In June of 2011, Pete Stewart wrote one of Forest2Market’s most popular blog posts to date titled “Are $350 per Acre Timberland Prices around the Corner?” He had just returned from a beach vacation and the blog post focused on some of his observations about coastal housing prices and the trends he recalled over a period of years. He then drew a correlation between trends in coastal vacation properties and trends in timberland pricing, and he found a number of interesting similarities.
However, the economic theory that all pricing returns to trend line proved to be the most significant market dynamic that Pete observed in his comparison. While it is an important concept generally applied to commodity pricing, it can be applied to other pricing trends as well.
Pete’s blog post generated a great deal of interest; after all, a host of factors can affect timberland prices, including the productive potential of the soil, location, accessibility, species, volumes and many more. Yet, the concept is very intriguing, especially when considered in a broad, average-based assessment that can provide some level of instruction in trend analysis.
The initial post was written in a very different economic climate over six years ago, so we thought that it might be a good time to add another observation into the mix and reassess Pete’s premise with fresh data and perspective.
To that end, we started with information for timberland sales that occurred in 2017, and we developed an average to represent that year. Going back to Pete’s original blog post and adding the updated 2017 average gives us the following data points to look at in a trend line—this time from both an actual or nominal standpoint, as well as a CPI/inflation-adjusted look with all observations in 2017 dollar equivalents. In addition, the table below shows the beginning and ending trend line values based on the final (1977-2017) trend lines, and it includes the predicted 2022 prices. Finally, the last row contains the calculated annual changes associated with each price column.
For this update, we decided to use a different type of presentation by looking at the linear trend lines for different periods. We started with the trend line from the period 1977-1998 (four observations), then advanced to the next period 1977-2006 (five observations), and so forth. The following chart shows the actual data points and four period trend lines for nominal timberland prices.
Figure 1 - Timberland Prices/Acre in the US South Over Time (Nominal)
As one would expect, the lines get closer together as more data points are added into the mix (more reliable data points are always positive). While it was somewhat surprising how quickly these points converged, a single year with a significant spike or drop could easily affect the graphical representation.
The following chart shows the effects of converting the observed prices into 2017, or real, equivalents.
Figure 2 - Timberland Prices/Acre in the US South Over Time (Real 2017 Dollars)
Does Timberland Price Return to Trend?
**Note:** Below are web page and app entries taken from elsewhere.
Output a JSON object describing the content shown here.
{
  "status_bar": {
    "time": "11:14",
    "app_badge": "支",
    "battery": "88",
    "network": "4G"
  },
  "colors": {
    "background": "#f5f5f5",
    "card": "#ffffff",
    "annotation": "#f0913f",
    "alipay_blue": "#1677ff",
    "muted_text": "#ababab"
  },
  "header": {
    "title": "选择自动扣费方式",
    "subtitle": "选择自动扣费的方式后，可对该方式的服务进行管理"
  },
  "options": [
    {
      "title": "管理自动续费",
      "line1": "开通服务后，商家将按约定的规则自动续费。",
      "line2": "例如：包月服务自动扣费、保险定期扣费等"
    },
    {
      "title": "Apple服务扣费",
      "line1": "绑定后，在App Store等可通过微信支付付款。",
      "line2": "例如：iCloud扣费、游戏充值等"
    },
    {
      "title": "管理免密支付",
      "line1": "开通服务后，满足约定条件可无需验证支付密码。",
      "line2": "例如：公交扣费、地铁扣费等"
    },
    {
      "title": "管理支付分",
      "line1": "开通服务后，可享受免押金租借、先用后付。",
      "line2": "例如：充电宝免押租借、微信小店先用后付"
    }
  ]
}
As one would expect, the addition of more data points brings the trend lines closer together in Figure 2, but not quite as tightly as did the nominal price chart. What really stands out, though, is the differences in the slope or pitch of the lines. In the nominal price chart, the slope is always in a positive or upward direction with an annual increase of about 3 percent for actuals and 5 percent for the trend line based on initial and ending values. However, in Figure 2, the trend lines all have a negative or downward slope except for the final (1977-2017) trend line, which is slightly positive.
How do we best interpret this data? At a fundamental level, the real price trend for timberland from 1977 to 2017 is almost flat, with an annual change of around -0.3 percent for the data points and +0.3 percent for the linear trend line based on the beginning (1977) and final (2017) values. This assessment is by no means meant to assert that there hasn’t been significant variance from the trend line; there definitely has been variance, but the overall movement over time is back toward a long-term trend.
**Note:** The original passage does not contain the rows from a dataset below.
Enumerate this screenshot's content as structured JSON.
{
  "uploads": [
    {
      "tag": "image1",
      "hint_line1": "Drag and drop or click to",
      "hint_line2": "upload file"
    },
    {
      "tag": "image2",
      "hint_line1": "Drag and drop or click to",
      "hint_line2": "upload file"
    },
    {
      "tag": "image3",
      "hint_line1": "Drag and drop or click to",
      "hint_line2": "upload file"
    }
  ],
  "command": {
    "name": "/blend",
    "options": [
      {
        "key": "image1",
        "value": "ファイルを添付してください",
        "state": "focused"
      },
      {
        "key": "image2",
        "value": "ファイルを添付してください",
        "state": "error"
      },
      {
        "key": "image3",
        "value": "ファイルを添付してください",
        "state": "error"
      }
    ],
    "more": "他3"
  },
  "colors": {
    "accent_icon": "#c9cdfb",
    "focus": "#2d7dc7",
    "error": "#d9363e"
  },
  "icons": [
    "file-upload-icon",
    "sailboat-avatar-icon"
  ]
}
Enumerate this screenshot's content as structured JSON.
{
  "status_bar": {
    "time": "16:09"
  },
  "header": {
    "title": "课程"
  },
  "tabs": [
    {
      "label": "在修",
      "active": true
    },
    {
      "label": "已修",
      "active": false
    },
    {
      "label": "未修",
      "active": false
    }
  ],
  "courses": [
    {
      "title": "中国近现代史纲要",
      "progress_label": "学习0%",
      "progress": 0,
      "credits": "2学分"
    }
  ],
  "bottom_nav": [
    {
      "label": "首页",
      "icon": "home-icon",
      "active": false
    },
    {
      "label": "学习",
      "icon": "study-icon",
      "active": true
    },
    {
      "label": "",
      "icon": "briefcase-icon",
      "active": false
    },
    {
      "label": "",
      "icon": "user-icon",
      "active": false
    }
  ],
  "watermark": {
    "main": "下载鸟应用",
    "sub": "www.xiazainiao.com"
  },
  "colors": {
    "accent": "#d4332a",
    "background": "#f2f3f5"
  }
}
I also marked the estimated 2022 values on both Figure 1 and Figure 2. In nominal terms, the estimated value is $1837/acre, while the real value estimate is $1561/acre. Are these estimates close? Only time will tell, of course.
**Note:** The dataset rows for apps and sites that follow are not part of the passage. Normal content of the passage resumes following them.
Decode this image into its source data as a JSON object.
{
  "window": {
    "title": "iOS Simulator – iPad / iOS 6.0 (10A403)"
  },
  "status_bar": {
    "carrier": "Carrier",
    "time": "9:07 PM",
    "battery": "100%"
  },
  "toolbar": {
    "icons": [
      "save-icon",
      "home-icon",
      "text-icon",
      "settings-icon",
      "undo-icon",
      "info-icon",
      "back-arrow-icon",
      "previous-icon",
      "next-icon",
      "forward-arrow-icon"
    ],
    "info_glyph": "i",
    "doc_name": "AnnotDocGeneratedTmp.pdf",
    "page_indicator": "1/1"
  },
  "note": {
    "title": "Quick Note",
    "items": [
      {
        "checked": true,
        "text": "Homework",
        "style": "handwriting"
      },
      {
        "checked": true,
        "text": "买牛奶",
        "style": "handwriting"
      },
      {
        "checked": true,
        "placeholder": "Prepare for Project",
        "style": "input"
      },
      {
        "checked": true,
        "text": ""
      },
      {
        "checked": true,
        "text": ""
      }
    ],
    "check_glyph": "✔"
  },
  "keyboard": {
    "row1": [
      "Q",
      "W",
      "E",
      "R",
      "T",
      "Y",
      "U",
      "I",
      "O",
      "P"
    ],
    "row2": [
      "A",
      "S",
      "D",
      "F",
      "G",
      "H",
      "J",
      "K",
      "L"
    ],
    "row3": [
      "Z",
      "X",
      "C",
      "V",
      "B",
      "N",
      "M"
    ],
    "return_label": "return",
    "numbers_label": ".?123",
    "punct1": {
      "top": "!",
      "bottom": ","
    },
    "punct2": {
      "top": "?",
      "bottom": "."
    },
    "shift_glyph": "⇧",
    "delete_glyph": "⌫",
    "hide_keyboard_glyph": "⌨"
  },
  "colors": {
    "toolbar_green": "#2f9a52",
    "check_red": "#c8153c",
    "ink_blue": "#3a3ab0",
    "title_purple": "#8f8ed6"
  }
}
As I noted above, this exercise was meant to provide a general overview about the direction of timberland prices and their tendency to return to trend; in that capacity, these prices should be realistic for averages. Do they represent an individual property, timber stand or even a localized area? No, and that was not the intent of this updated blog post. However, the data do suggest and reinforce the theory that timberland pricing does indeed return to trend.
If there are readers personally familiar with current timberland prices in a very broad sense, please feel free to comment on my estimated value, or share some insights from your own region. We’d like to hear from you, especially those who have worked in forestry for years and/or decades, or those with solid past timberland experience that we can draw from. We'd love to incorporate your insights into our next update.